> _Work instruction_: Quote all of the data that follows exactly as written, skipping the images.

> _Entries shown_:

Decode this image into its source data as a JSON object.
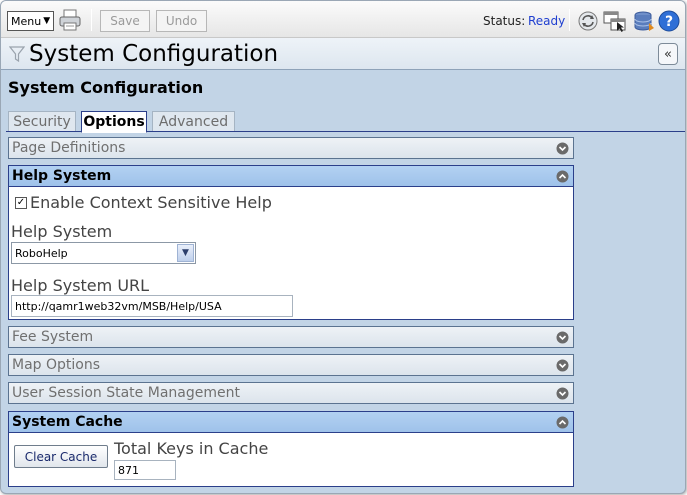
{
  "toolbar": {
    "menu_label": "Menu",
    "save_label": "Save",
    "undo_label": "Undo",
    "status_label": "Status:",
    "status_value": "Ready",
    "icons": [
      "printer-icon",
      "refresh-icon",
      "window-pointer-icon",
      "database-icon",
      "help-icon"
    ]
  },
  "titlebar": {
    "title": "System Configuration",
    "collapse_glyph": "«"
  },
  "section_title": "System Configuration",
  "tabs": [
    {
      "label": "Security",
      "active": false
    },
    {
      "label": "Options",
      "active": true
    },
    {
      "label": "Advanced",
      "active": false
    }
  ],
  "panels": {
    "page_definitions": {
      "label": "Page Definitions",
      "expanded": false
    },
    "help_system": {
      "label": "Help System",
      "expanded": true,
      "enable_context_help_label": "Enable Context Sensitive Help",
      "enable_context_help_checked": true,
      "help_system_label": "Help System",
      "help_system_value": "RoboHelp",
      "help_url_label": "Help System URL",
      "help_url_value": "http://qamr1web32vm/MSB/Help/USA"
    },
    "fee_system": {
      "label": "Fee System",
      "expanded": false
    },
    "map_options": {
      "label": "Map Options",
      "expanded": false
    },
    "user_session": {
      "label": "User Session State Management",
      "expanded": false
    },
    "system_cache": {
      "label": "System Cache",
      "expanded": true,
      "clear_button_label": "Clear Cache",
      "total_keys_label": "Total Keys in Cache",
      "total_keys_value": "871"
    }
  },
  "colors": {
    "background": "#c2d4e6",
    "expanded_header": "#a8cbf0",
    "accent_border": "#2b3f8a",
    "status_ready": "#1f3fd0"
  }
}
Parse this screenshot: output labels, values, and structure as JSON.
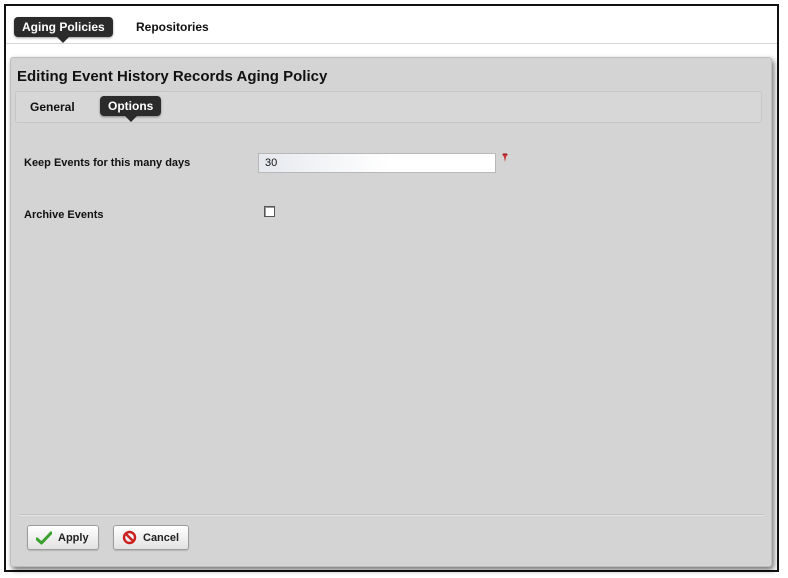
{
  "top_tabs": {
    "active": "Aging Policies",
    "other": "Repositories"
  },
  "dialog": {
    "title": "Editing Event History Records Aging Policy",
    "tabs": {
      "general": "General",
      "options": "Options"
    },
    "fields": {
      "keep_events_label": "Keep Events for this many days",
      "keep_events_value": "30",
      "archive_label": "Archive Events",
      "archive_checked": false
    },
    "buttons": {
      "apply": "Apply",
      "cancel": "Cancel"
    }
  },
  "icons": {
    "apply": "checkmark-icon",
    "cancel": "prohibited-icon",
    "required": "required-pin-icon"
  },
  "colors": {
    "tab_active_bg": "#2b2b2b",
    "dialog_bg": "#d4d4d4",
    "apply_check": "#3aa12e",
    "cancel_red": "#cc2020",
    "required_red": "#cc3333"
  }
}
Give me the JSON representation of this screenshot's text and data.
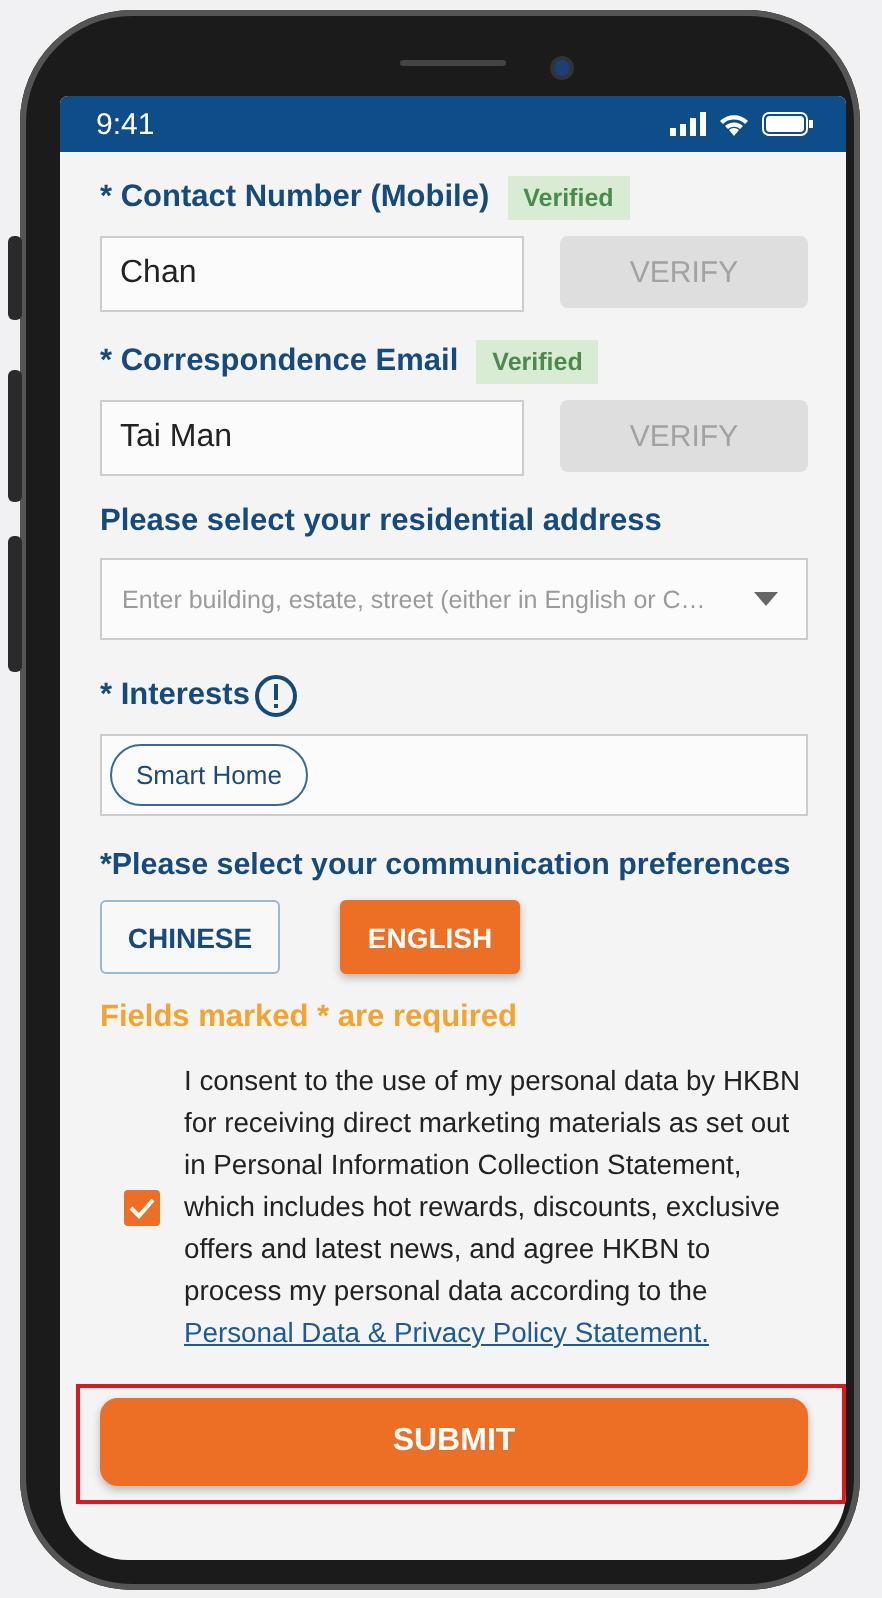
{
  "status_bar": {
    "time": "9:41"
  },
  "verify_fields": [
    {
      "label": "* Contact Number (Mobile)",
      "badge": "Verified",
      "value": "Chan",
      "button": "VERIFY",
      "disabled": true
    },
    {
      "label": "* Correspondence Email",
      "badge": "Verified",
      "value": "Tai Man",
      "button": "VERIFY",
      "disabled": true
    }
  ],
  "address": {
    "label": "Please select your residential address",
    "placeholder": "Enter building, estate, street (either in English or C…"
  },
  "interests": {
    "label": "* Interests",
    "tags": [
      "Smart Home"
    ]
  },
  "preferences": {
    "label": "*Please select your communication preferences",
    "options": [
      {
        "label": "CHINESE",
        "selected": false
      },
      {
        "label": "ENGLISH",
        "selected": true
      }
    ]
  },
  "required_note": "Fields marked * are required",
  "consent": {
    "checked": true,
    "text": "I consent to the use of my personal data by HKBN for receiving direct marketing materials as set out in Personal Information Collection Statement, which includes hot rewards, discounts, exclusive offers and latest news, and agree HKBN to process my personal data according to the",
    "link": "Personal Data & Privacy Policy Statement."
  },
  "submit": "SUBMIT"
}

> _Answer box_:
Decode this image into its source data as a JSON object.
{
  "toolbar": {
    "menu_label": "Menu",
    "save_label": "Save",
    "undo_label": "Undo",
    "status_label": "Status:",
    "status_value": "Ready",
    "icons": [
      "printer-icon",
      "refresh-icon",
      "window-pointer-icon",
      "database-icon",
      "help-icon"
    ]
  },
  "titlebar": {
    "title": "System Configuration",
    "collapse_glyph": "«"
  },
  "section_title": "System Configuration",
  "tabs": [
    {
      "label": "Security",
      "active": false
    },
    {
      "label": "Options",
      "active": true
    },
    {
      "label": "Advanced",
      "active": false
    }
  ],
  "panels": {
    "page_definitions": {
      "label": "Page Definitions",
      "expanded": false
    },
    "help_system": {
      "label": "Help System",
      "expanded": true,
      "enable_context_help_label": "Enable Context Sensitive Help",
      "enable_context_help_checked": true,
      "help_system_label": "Help System",
      "help_system_value": "RoboHelp",
      "help_url_label": "Help System URL",
      "help_url_value": "http://qamr1web32vm/MSB/Help/USA"
    },
    "fee_system": {
      "label": "Fee System",
      "expanded": false
    },
    "map_options": {
      "label": "Map Options",
      "expanded": false
    },
    "user_session": {
      "label": "User Session State Management",
      "expanded": false
    },
    "system_cache": {
      "label": "System Cache",
      "expanded": true,
      "clear_button_label": "Clear Cache",
      "total_keys_label": "Total Keys in Cache",
      "total_keys_value": "871"
    }
  },
  "colors": {
    "background": "#c2d4e6",
    "expanded_header": "#a8cbf0",
    "accent_border": "#2b3f8a",
    "status_ready": "#1f3fd0"
  }
}
Parse this screenshot: output labels, values, and structure as JSON.
{
  "top_tabs": {
    "active": "Aging Policies",
    "other": "Repositories"
  },
  "dialog": {
    "title": "Editing Event History Records Aging Policy",
    "tabs": {
      "general": "General",
      "options": "Options"
    },
    "fields": {
      "keep_events_label": "Keep Events for this many days",
      "keep_events_value": "30",
      "archive_label": "Archive Events",
      "archive_checked": false
    },
    "buttons": {
      "apply": "Apply",
      "cancel": "Cancel"
    }
  },
  "icons": {
    "apply": "checkmark-icon",
    "cancel": "prohibited-icon",
    "required": "required-pin-icon"
  },
  "colors": {
    "tab_active_bg": "#2b2b2b",
    "dialog_bg": "#d4d4d4",
    "apply_check": "#3aa12e",
    "cancel_red": "#cc2020",
    "required_red": "#cc3333"
  }
}
Give me the JSON representation of this screenshot's text and data.
{
  "status_bar": {
    "time": "9:41"
  },
  "verify_fields": [
    {
      "label": "* Contact Number (Mobile)",
      "badge": "Verified",
      "value": "Chan",
      "button": "VERIFY",
      "disabled": true
    },
    {
      "label": "* Correspondence Email",
      "badge": "Verified",
      "value": "Tai Man",
      "button": "VERIFY",
      "disabled": true
    }
  ],
  "address": {
    "label": "Please select your residential address",
    "placeholder": "Enter building, estate, street (either in English or C…"
  },
  "interests": {
    "label": "* Interests",
    "tags": [
      "Smart Home"
    ]
  },
  "preferences": {
    "label": "*Please select your communication preferences",
    "options": [
      {
        "label": "CHINESE",
        "selected": false
      },
      {
        "label": "ENGLISH",
        "selected": true
      }
    ]
  },
  "required_note": "Fields marked * are required",
  "consent": {
    "checked": true,
    "text": "I consent to the use of my personal data by HKBN for receiving direct marketing materials as set out in Personal Information Collection Statement, which includes hot rewards, discounts, exclusive offers and latest news, and agree HKBN to process my personal data according to the",
    "link": "Personal Data & Privacy Policy Statement."
  },
  "submit": "SUBMIT"
}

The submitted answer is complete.